Set to ten songs by Hugo Wolf performed onstage by soprano Patrice Michaels-Bedi, baritone Richard Cohn, and pianist Kimberly Schmidt, Scenes From an Italian Songbook suggests the tempestuousness of young love, dawning sensuality, and emotional excess. Chris Phillips’s soft lighting and Birgit Rattenborg Wise’s jewel-toned costumes evoke a time simpler and more elegant than our own.
The first two sections–a quartet for Michael Bjerknes, Herbig, John Ross, and Bennett, and another for Petra Adelfang, Karen Baynham, George, and Sherry Moray–introduce the dancers. The women’s quartet is the more polished; alternating moments of movement and stillness shift the focus from the ensemble to one dancer and then to another. The women’s performance, too, is more polished–a neat balance between effortless unison and individual differences in small details like the curve and placement of the hands.
Five solos, two duets, and a section for all eight follow, a series of dances that establish a changing emotional landscape more than tell the stories of the accompanying songs. Ross’s solo is a study in contrasts–rapid aerial turns and extended balances–that closes with a breathtaking tableau. Schmidt’s choreography displays the women to great advantage: Baynham’s fluidity animates a solo full of repeated developpes and space-devouring steps; lightning-paced steps and taut kicks stress Adelfang’s line and agility; Moray’s expressive arms and dramatic manner fill the stillness in rush after rush of interrupted steps.
Only two of the sections, Herbig’s solo and the duet for Bennett and George, adhere closely to the texts of the accompanying songs. Herbig dances with a new ease: perhaps that is why he can perform his solo’s legible gestures–its bows, waves, and fist shaking–with such appealing unself-consciousness. The duet testifies to the power of performance to transform choreography: one night, Bennett’s strangling in his jacket, prone pelvic thrust, and somersault looked trite and out of place; on another, the same sequence provided welcome comic relief.

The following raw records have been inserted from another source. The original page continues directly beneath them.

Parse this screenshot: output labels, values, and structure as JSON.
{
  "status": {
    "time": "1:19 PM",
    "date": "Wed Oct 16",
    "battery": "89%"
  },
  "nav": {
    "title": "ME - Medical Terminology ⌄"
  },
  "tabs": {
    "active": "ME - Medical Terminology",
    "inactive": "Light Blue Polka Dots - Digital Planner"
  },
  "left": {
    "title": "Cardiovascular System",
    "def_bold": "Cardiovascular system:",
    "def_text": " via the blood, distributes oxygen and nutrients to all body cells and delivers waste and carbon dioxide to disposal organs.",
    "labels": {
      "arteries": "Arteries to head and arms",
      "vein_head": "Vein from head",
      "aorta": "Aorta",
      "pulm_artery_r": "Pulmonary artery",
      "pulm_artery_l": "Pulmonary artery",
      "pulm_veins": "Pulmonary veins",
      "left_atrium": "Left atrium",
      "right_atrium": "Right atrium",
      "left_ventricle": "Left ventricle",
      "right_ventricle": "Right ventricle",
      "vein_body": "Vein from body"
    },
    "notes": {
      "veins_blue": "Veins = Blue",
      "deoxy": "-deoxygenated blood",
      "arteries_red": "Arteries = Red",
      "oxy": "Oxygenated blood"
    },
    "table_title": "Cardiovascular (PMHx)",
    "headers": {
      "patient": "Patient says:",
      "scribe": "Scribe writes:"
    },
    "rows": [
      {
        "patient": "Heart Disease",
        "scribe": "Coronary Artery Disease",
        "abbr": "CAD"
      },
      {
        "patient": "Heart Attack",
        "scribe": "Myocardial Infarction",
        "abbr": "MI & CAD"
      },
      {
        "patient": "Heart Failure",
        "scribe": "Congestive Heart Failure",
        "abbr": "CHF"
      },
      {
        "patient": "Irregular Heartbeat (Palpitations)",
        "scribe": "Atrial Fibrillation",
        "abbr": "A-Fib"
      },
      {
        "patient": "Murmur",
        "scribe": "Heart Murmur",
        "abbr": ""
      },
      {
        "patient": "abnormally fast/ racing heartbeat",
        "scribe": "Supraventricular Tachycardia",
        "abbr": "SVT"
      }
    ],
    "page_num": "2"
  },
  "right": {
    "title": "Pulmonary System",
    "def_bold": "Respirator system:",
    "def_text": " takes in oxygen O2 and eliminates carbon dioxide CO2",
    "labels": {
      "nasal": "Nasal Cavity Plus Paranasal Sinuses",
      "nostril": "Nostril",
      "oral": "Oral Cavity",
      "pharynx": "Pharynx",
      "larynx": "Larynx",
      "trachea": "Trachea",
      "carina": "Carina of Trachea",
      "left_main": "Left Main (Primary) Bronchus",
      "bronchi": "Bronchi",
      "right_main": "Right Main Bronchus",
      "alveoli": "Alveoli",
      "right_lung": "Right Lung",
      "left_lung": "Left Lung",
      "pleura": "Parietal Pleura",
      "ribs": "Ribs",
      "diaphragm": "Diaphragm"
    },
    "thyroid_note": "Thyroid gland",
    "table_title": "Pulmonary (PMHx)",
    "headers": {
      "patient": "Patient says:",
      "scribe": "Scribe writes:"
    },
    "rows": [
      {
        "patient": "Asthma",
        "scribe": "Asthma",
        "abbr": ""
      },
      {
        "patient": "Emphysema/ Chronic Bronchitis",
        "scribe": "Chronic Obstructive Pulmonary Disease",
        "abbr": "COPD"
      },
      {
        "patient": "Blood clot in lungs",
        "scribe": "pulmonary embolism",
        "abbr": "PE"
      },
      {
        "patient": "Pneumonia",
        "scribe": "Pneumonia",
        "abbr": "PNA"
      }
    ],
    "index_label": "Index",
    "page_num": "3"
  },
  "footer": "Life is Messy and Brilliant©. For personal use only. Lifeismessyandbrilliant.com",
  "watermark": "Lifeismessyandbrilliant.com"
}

Schmidt’s duet for Adelfang and Bjerknes presents the dancers as something other than a treasured ballerina displayed by her cavalier, more than the jewel and its setting. So often, lifts and supported turns seem to rob a ballerina of volition: she becomes an object lifted, swung, and lowered at another’s whim. These lifts are not static; Adelfang’s gestures string ascent and descent together. Bjerknes enables her to perform the dance’s peculiar, off-axis turns; he does not manipulate her. The dance becomes an activity the two perform together, ending with the partners in affecting unison. The final section, a sparkling ensemble, gradually quiets. With the women poised on the men’s shoulders, the men move up- and downstage on the diagonal, as calm and rhythmic as waves on a nearly windless beach. Scenes From an Italian Songbook subsides in a still embrace.

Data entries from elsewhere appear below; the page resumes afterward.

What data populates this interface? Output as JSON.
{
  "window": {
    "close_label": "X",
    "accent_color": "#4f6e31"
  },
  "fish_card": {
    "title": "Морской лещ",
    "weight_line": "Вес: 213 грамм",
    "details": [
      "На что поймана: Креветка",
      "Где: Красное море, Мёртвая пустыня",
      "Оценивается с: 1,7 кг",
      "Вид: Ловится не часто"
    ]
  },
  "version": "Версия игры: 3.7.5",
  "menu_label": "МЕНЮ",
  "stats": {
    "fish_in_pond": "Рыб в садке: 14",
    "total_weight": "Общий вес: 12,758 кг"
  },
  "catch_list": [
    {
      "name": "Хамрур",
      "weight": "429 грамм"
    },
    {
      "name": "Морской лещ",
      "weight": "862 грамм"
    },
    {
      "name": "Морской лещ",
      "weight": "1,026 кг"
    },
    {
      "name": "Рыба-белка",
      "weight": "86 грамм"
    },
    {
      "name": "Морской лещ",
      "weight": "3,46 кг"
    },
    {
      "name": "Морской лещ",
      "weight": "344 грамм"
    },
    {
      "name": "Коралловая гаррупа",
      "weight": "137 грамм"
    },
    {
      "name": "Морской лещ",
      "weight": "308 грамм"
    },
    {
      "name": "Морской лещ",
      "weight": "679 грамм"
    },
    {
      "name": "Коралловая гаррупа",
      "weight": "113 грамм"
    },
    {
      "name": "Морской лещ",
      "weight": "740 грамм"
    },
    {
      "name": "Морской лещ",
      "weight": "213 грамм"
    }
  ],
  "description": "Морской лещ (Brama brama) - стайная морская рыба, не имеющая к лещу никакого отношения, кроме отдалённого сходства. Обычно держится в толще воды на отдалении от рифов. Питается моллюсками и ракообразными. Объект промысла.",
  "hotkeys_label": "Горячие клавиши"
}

Ruth Page’s Die Fledermaus does not suit the Blackstone’s stage: Andre Delfau’s extravagant costumes, set pieces, and painted drops are simply overwhelming there, and the dancers seem to be engaged in a constant struggle to squeeze in all their steps and still avoid each other, the set, and the edge of the orchestra pit.
Die Fledermaus is a rollicking spectacle reminiscent of Diaghilev, Massine, and the Ballets Russes, replete with toe-tapping onlookers, mistaken lovers, and assorted high jinks set to Johann Strauss. Balanchine’s Apollo is bone-bare–angular movement, austere staging, dance subjected to the exigencies of its Stravinsky score. The stylistic flexibility necessary to perform both on the same program is extraordinary; Ballet Chicago’s ability to offer even credible performances of such disparate works is almost beyond belief.

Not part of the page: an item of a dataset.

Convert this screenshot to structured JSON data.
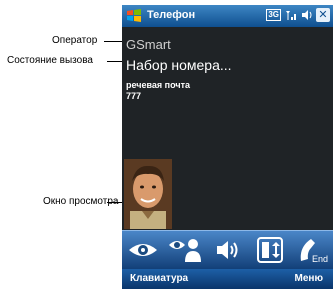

Art accompanying story in printed newspaper (not available in this archive): photo/Janet Mesic-Mackie.